Thousands of schools across England and Wales forced to close as teachers strike and threaten further action.
Thousands of schools across England and Wales will face disruption and closures today as teachers stage a one-day national walkout.
Teacher Tom Hayes has written to the parents of children at his school explaining why he, and his colleagues, have decided to strike.
Teachers suffer from "unrelenting" stress which begins from when they start their working day until they go to bed, according to the head of a teacher's union.
Mary Bousted, the General Secretary of the Association of Teachers and Lecturers warned Daybreak teachers were already working 60 hours a weak and faced "the most unpaid overtime of any profession".
The Government defended the workload it was leaving teachers with, saying statistics showed the profession had "never been more attractive".
Despite evidence showing a sharp rise in the number of teachers struggling with mental health issues, a Department of Education spokeswoman said:
– Department for Education Spokeswoman
We know that the vast majority of teachers and school leaders are hard-working and dedicated professionals, and statistics show that teaching has never been more attractive, more popular or more rewarding.
A record number of top graduates are now applying to become teachers and vacancy rates are at their lowest since 2005.
We are giving teachers more freedoms than ever and cutting unnecessary paperwork and bureaucracy.
We trust the professionalism of our headteachers to work with their staff to ensure they receive the support they need and to see that any issues are addressed.
Almost three-quarters of teachers admitted feeling exhausted long after the school bell had rung for the day, a survey has shown.
A poll from the Association of Teachers and Lecturers found:
- Some 70% said they are left feeling exhausted by their work.
- Two thirds, (66%) said it disturbs their sleep.
- A massive 80% said working as a teacher left them feeling stressed.
- ATL warned a stigma attached to mental health issues means many people are afraid to tell their employers they are suffering - 68% of those dealing with a mental health problem chose to keep it a secret from bosses.
- Only 38% of those who kept a physical health issue to themselves.
The number of teachers suffering from mental health problems due to the pressures of their profession has risen by over a third, a survey has revealed.
Some 38% of teachers told the Association of Teachers and Lecturers (ATL) there had been a rise in mental health problems among their colleagues over the last two years.
And over half (55%) of the 925 education staff quizzed said their job has had a negative effect on their mental health.
ATL general secretary Dr Mary Bousted said she was shocked at the results, but felt the data spoke for itself.
"Teachers, lecturers, support staff and heads are now so over-worked that it comes as no surprise that so many in the education profession suffer from stress, depression and other mental health issues," she said.
After thousands of teachers walked out on strike today - over pay, pensions and conditions - the schools minister David Laws says he is "disappointed" the action was taken.
Mr Laws described the strikes as "unreasonable" as "constructive" talks are continuing between Department for Education and unions.
A schoolchild has told ITV News the teachers' strike has affected her because she is "not getting enough education" ahead of her SATs exams.
Lauren Scobie said the walkout was both "good and bad" because teachers were "getting the attention" of Education Secretary Michael Gove but they were also adversely affecting her education.
Teachers and campaigners taking part in the national strike have been rallying outside Brighthelm Centre in Brighton & Hove.
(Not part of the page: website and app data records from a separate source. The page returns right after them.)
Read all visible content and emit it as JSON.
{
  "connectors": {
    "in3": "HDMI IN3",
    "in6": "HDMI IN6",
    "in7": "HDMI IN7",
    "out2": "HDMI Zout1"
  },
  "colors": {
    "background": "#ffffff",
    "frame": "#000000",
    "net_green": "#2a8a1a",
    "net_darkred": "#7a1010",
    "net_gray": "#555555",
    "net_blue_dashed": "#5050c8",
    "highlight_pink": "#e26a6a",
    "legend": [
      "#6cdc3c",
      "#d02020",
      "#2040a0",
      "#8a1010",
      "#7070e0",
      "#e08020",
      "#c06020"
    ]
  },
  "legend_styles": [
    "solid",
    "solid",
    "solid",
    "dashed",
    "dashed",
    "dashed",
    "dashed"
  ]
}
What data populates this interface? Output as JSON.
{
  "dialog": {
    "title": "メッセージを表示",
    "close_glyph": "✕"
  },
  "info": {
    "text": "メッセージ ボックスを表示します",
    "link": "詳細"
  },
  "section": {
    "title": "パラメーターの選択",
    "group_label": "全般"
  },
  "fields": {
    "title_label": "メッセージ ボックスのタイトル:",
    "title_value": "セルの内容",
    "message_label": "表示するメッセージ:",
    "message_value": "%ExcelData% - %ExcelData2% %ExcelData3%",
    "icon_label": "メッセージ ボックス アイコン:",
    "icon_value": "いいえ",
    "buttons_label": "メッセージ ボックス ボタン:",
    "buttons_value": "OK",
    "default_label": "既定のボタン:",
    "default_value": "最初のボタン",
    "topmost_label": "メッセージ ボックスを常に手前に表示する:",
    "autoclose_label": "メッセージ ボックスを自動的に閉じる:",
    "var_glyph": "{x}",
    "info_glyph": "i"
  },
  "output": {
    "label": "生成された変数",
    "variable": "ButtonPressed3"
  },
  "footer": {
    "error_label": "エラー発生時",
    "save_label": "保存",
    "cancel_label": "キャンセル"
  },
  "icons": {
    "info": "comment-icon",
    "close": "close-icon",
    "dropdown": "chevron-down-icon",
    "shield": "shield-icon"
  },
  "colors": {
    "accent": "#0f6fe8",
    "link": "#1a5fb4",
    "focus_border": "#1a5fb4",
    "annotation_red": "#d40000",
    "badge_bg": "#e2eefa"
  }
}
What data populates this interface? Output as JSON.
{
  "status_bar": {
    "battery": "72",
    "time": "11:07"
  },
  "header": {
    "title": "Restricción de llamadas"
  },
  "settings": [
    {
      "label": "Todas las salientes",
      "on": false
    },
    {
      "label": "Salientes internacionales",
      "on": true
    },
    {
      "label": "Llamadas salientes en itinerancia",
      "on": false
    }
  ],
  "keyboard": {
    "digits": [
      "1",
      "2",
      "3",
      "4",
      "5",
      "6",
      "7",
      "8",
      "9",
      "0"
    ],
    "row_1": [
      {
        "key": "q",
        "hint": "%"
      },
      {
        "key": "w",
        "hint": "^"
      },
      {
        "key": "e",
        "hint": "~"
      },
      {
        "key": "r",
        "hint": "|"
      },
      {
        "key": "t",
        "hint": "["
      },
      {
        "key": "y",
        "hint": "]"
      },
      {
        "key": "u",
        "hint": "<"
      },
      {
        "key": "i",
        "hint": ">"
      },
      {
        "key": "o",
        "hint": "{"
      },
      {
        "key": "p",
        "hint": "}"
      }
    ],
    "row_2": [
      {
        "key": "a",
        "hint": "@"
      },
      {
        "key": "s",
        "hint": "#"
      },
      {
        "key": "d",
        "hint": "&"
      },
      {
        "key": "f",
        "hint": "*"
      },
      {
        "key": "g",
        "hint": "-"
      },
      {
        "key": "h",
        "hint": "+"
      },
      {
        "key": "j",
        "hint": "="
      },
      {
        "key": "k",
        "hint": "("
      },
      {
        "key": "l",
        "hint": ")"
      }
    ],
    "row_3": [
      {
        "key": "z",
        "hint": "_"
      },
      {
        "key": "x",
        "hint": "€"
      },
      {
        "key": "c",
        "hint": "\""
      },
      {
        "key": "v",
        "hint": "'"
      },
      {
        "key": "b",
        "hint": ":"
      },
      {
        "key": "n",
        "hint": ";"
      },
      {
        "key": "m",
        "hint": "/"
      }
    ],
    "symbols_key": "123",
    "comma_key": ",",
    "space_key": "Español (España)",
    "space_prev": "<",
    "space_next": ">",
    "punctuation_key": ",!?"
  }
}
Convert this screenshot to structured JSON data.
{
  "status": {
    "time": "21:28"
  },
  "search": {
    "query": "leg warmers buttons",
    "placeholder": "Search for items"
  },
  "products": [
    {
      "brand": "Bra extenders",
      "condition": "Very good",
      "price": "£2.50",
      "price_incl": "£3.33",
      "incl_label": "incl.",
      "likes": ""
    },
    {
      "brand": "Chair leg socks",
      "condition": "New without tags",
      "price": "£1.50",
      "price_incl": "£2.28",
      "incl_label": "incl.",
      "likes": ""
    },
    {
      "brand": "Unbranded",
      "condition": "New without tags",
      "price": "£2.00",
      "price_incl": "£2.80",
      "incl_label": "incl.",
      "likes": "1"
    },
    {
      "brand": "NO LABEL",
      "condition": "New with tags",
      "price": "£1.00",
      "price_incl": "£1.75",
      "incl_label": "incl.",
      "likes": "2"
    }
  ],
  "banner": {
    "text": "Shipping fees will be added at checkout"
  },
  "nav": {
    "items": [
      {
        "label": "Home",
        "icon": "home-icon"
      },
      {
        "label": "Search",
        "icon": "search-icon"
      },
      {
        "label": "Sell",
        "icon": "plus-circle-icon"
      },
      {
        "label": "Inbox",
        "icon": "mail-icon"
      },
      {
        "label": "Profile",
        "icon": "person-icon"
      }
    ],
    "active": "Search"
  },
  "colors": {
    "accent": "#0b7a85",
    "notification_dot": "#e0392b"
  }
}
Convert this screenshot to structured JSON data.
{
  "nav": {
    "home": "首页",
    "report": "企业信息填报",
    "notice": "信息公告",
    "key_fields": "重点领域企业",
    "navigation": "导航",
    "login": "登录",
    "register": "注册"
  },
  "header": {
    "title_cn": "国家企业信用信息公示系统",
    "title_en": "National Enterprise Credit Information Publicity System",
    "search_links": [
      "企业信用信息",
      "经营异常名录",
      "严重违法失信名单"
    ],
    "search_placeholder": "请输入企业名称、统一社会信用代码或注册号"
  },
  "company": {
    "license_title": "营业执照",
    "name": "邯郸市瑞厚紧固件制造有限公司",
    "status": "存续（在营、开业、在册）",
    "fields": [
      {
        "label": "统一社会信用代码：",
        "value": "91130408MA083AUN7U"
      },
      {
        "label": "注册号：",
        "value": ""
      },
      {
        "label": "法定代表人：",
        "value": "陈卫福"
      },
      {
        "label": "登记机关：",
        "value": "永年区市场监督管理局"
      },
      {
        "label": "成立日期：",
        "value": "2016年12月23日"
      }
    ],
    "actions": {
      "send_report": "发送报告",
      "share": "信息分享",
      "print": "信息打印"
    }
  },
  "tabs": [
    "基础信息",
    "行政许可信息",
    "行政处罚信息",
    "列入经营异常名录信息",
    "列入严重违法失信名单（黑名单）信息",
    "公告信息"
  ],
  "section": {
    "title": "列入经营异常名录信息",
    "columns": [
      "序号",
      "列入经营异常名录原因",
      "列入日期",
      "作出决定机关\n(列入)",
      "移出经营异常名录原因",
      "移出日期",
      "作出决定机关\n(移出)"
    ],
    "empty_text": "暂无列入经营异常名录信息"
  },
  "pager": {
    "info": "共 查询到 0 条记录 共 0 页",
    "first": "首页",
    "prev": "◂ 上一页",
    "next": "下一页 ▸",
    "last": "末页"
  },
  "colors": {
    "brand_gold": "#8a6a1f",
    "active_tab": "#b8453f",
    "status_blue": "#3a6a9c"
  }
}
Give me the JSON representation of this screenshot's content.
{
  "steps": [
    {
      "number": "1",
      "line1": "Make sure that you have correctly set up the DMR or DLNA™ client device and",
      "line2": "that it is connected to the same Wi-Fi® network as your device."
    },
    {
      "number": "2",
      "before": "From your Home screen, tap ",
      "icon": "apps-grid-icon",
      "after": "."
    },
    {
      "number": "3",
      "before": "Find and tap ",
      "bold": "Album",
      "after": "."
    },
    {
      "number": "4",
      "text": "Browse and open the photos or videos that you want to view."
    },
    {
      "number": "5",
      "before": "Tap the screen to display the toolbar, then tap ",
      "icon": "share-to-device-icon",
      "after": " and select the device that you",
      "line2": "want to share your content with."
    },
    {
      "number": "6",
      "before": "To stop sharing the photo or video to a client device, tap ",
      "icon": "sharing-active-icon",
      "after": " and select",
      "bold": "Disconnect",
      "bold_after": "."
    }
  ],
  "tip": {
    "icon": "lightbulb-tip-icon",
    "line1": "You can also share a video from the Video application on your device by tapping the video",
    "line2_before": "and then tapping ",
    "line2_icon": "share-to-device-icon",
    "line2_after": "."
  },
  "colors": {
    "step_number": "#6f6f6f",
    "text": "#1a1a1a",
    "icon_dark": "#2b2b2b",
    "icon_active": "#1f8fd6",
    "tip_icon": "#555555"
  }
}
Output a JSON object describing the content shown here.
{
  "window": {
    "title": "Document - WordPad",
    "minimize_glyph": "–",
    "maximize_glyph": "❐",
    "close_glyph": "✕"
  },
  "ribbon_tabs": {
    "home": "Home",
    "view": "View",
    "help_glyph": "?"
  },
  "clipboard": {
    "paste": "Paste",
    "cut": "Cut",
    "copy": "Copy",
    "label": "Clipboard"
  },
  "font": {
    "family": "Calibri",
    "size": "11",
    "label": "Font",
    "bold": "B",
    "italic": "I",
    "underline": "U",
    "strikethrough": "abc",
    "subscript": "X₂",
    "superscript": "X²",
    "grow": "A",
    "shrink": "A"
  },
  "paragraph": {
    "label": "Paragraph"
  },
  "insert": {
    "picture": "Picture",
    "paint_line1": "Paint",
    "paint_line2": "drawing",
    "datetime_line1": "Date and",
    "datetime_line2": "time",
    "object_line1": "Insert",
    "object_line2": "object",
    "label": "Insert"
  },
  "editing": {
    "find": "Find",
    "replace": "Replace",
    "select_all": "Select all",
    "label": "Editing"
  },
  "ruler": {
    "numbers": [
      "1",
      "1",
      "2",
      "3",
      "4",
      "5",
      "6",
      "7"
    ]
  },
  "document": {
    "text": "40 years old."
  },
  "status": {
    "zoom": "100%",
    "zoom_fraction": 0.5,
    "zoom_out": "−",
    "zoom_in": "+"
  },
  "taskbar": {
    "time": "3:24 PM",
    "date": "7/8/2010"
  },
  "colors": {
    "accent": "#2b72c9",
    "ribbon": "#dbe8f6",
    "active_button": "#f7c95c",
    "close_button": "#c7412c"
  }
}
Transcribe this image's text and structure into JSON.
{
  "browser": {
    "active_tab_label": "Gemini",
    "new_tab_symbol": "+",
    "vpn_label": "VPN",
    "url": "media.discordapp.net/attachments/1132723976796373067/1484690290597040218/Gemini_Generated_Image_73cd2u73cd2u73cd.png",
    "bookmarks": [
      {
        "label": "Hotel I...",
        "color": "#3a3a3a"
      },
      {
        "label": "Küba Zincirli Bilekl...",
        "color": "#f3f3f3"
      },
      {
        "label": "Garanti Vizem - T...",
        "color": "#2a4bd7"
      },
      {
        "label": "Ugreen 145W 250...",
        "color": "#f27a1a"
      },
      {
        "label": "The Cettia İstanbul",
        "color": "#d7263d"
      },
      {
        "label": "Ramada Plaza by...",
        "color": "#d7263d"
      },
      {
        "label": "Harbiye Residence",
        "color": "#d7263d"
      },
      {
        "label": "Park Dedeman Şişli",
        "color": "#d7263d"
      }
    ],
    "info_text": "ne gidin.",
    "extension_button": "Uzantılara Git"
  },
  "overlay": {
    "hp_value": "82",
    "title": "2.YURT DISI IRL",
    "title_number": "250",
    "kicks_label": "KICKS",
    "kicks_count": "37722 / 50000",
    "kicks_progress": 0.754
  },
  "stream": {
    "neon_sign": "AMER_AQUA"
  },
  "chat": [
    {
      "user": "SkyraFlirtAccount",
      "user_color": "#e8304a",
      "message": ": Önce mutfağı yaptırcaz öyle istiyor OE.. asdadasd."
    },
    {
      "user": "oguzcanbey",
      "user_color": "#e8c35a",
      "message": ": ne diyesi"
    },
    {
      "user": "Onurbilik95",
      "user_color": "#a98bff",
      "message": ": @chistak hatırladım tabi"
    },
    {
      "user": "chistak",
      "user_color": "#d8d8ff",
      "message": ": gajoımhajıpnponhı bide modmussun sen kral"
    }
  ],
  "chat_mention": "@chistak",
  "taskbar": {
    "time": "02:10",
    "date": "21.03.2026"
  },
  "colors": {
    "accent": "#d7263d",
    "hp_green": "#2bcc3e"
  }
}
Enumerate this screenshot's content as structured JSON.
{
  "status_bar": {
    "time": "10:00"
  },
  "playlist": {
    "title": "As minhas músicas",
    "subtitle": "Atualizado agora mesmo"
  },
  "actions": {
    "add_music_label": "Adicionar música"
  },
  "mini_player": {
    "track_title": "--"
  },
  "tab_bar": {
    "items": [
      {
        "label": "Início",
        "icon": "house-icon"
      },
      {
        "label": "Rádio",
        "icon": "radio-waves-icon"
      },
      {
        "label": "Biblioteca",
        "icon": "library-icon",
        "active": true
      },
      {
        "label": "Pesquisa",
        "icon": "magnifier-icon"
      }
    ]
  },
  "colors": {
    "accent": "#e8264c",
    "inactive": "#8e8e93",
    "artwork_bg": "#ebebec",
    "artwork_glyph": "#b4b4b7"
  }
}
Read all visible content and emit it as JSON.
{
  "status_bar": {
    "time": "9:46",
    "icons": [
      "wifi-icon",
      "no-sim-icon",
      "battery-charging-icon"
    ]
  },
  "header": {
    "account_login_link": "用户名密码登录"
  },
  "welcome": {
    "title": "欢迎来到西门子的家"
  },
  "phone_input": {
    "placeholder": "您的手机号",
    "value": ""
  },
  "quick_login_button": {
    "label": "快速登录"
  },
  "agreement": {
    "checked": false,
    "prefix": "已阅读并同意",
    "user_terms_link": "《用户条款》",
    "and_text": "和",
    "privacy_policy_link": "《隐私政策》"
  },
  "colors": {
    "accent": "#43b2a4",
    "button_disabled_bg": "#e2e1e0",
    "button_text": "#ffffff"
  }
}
Our correspondent Malcolm Shaw sent these pictures from the demonstration.
Teachers have been holding a number of rallies across the North West as part of their industrial action, forcing the closure of many schools.
The NUT are boycotting classes as part of an ongoing dispute over pay, pension cuts and working conditions.
Half of the British public oppose teachers going on strike today, according to an ITV News Index poll carried out by ComRes.
When asked whether teachers were right or wrong to go on strike, 51% said they opposed the walkout, 35% supported the strike and 14% did not know.
The poll also showed that those working in the public sector are more likely to support the strike (45%) than oppose it (41%).
Some 2,039 people were asked by ComRes about the strike.